Last summer, Wilf and I and two friends spent three days as the guests of Fred Eaton at the Ristigouche Salmon Club. It was mid-August, the river was high and dirty following a heavy rain and there were few fish in our pools, but we didn’t care. We were fishing together. Wilf, as was often the case on our fishing adventures, ended up high rod for the trip. Each night we’d gather around the great stone fireplace in the historic old club that Wilf’s brother, Al, had managed for so many years and we’d share our day’s fishing stories. I had never seen Wilf happier; even though he had, I am sure, caught well over one thousand salmon, the fish he hooked, battled and released on that trip gave him as much pleasure as the very first salmon he hooked as a ten-year-old boy while poaching a private pool on the Dartmouth River more than 70 years ago.

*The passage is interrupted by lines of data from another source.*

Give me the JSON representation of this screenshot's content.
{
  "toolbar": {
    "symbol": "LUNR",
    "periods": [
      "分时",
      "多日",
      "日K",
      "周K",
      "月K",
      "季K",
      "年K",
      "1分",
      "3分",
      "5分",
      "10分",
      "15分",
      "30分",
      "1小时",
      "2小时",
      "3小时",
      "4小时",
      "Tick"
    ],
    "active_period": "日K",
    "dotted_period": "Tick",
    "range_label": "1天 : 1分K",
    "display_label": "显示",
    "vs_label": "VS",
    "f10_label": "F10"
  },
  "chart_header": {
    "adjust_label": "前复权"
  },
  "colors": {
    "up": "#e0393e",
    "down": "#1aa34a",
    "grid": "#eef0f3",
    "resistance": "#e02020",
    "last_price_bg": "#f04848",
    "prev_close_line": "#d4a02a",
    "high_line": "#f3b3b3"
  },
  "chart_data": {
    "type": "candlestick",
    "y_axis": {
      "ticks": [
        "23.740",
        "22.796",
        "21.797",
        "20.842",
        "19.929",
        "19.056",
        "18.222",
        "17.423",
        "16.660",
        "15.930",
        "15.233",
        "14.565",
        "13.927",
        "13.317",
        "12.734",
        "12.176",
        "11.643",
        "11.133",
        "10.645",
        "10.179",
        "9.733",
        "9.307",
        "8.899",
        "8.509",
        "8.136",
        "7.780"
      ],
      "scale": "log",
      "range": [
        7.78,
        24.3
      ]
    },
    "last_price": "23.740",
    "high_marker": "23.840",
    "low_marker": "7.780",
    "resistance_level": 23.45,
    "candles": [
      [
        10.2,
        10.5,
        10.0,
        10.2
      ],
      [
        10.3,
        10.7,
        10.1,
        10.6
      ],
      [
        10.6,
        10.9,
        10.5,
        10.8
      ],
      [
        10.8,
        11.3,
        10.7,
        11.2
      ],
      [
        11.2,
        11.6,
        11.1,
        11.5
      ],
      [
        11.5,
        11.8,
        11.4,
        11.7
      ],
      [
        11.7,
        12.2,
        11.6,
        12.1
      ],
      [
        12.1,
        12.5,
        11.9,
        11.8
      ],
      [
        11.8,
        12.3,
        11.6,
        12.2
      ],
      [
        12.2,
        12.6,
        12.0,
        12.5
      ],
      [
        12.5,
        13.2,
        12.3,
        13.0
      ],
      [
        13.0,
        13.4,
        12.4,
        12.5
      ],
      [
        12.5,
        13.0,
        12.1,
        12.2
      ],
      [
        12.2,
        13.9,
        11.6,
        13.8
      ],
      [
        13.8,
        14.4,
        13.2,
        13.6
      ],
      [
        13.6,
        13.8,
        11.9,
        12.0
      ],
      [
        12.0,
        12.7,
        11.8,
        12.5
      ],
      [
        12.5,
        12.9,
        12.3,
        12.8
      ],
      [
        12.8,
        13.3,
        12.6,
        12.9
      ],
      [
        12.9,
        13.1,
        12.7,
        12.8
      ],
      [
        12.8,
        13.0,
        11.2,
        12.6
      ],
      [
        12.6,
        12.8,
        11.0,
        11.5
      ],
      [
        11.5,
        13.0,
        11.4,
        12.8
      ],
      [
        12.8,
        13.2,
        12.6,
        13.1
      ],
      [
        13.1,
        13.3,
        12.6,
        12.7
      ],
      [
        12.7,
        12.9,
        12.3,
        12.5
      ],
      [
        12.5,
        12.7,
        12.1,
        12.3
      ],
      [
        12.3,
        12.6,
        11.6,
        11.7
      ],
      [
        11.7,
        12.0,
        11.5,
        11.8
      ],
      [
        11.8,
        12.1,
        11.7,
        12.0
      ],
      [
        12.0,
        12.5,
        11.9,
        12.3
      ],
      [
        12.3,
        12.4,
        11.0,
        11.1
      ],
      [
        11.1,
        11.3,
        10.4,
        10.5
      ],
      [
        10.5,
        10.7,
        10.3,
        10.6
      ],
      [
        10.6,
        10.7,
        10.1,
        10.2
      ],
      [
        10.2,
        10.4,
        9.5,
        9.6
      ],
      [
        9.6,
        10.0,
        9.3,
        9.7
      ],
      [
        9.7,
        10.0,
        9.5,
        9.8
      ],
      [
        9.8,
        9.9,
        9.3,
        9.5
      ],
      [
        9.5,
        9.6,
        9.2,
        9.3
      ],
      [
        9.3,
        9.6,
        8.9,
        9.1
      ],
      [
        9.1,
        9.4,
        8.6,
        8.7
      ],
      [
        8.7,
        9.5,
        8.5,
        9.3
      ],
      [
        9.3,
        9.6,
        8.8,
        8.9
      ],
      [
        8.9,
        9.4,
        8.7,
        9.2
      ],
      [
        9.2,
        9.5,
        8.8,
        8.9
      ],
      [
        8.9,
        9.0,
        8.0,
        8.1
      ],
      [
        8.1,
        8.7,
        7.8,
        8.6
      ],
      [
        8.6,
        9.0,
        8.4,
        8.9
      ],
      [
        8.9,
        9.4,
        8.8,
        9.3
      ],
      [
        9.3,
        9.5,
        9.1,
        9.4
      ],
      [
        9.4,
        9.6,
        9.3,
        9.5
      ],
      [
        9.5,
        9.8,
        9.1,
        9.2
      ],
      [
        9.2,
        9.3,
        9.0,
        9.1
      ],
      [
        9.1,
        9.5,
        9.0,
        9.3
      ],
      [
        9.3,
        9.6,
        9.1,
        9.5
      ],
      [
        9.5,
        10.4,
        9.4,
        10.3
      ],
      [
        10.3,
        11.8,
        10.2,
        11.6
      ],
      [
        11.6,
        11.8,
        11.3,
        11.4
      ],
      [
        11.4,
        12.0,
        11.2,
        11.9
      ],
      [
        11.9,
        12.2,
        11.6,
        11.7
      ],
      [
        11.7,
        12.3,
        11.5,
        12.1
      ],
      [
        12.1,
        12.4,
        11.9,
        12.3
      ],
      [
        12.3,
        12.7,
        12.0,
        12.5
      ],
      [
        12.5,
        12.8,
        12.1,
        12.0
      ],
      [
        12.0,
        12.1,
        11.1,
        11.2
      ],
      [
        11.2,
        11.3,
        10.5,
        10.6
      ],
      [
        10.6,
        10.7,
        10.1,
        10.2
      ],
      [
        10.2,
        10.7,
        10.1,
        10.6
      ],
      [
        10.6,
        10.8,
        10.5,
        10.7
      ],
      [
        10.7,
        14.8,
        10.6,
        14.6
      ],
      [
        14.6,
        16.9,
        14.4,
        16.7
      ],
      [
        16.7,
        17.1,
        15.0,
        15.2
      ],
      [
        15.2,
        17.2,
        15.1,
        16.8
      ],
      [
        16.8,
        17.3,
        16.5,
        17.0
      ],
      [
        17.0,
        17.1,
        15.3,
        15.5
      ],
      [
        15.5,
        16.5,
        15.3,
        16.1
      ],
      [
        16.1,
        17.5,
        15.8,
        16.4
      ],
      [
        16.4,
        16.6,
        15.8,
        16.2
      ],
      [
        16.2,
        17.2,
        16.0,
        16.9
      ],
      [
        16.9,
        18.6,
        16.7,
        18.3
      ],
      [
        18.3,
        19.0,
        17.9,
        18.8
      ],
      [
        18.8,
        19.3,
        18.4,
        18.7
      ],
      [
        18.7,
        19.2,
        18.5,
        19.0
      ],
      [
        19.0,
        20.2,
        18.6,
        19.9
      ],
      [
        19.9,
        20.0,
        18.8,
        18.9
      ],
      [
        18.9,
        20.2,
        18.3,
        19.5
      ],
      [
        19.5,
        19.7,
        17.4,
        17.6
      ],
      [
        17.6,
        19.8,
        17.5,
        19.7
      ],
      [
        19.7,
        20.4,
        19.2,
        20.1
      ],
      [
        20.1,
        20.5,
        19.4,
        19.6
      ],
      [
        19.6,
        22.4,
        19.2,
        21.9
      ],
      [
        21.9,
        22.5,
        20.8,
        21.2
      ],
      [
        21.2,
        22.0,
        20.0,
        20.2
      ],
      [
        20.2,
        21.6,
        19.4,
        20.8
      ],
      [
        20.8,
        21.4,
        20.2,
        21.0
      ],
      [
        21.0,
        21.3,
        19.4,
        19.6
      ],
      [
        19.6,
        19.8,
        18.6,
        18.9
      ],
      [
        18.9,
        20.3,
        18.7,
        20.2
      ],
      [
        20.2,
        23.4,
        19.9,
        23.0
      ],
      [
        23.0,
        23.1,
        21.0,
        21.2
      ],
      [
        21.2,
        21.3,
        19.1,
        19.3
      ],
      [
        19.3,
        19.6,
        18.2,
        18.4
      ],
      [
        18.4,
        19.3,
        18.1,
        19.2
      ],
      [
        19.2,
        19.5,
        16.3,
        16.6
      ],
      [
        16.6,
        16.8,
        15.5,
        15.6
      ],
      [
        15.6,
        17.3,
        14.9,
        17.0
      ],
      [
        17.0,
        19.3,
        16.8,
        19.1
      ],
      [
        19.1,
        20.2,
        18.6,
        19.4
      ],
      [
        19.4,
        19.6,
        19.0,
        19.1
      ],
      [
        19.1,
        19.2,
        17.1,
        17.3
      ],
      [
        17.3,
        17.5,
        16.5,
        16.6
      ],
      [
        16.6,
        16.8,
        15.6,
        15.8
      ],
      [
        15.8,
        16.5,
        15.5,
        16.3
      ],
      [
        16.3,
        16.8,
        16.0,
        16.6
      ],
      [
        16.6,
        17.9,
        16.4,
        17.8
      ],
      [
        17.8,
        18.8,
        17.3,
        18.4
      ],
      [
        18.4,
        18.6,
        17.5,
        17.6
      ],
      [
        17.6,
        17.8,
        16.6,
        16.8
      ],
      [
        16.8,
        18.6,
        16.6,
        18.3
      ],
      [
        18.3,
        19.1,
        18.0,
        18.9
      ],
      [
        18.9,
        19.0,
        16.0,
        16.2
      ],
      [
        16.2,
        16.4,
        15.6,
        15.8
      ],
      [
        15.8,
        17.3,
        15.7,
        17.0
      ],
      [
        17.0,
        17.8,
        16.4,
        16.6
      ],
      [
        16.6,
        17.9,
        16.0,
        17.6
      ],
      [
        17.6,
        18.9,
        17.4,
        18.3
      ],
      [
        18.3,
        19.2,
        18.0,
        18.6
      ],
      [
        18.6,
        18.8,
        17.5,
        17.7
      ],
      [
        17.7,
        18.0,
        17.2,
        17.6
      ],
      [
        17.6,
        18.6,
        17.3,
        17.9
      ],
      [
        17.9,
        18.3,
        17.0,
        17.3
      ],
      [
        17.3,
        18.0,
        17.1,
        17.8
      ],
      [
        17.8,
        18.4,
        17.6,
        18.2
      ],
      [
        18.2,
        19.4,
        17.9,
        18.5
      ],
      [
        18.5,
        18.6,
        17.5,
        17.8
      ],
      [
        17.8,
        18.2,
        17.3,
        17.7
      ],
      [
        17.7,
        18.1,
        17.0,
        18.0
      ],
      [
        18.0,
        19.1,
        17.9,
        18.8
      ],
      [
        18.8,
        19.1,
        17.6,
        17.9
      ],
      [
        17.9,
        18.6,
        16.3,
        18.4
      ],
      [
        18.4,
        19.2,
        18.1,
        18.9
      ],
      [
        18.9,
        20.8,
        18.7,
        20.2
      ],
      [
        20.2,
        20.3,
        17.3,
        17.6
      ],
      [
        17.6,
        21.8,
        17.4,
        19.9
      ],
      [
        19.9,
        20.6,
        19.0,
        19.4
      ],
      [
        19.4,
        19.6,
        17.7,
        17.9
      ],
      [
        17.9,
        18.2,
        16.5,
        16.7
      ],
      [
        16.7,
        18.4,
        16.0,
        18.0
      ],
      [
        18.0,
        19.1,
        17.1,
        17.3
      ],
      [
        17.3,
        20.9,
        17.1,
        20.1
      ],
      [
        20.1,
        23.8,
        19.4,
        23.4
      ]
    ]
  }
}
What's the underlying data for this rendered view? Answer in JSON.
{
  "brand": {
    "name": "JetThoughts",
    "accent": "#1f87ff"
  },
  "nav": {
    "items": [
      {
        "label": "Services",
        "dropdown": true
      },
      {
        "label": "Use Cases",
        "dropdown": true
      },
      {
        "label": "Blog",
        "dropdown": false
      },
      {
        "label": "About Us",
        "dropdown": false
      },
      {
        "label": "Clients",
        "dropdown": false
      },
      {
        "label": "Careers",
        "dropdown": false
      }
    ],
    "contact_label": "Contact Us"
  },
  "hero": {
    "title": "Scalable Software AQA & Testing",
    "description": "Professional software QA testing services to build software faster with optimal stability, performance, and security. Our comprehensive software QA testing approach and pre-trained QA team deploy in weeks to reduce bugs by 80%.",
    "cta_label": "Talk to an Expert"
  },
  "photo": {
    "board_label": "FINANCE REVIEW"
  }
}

Wilf had been retired seven years when I was elected President by the Directors of ASF in the fall of 1996. I was fortunate that he took me under his wing and shared with me the many secrets he had learned about conservation, fundraising, diplomacy, and business. He maintained an office at ASF until his death on March 18, 2009 where, long after retirement, he continued to help ASF and me in every way he could. He co-chaired ASF’s International and Government Affairs Committee until May 2008, providing sage advice and counsel on difficult international salmon conservation issues. Whenever I needed thoughtful advice, a second opinion, or just someone to talk to, Wilf was always there. We spent hundreds of hours talking salmon conservation and fishing in his office, just as we did on our very first meeting on February 1, 1988.
Wilf did it all for ASF during his 20 years of leadership. He was ASF’s chief spokesman, advocate, biologist, and diplomat. He did more for wild Atlantic salmon and ASF during his lifetime than anyone, but he would be the last person on Earth to make this claim. With Wilf at the helm, ASF grew from a small association of salmon anglers into a world renowned and widely respected international conservation organization. As ASF grew, Wilf took on more and more responsibility, including raising the significant amount of money needed to support ASF’s conservation, research, education and public awareness activities. Wilf was the consummate fundraiser. The best advice I ever received about fundraising was something our dear friend Joe Cullman had shared with Wilf 40 years earlier-successful fundraising is all about relationships, people give to people.
That is the thing that I will remember most about Wilf. Relationships were important to him. People mattered to him, his family, his friends, his colleagues, the guides he fished with, the people he met on the river, even his adversaries like the elderly commercial salmon fisherman we stopped to visit in New Carlisle. When you talked with Wilf, whether in the boardroom or on the river, time stood still. He engaged you in thoughtful conversation and he listened to you. He cared about what you were thinking and even if he didn’t agree with you he respected your opinion and your right to express it. No matter how busy he was he always had time to talk, to listen and to help a friend. Wilf cared deeply about the people in his life and we cared deeply about him. We will never forget him.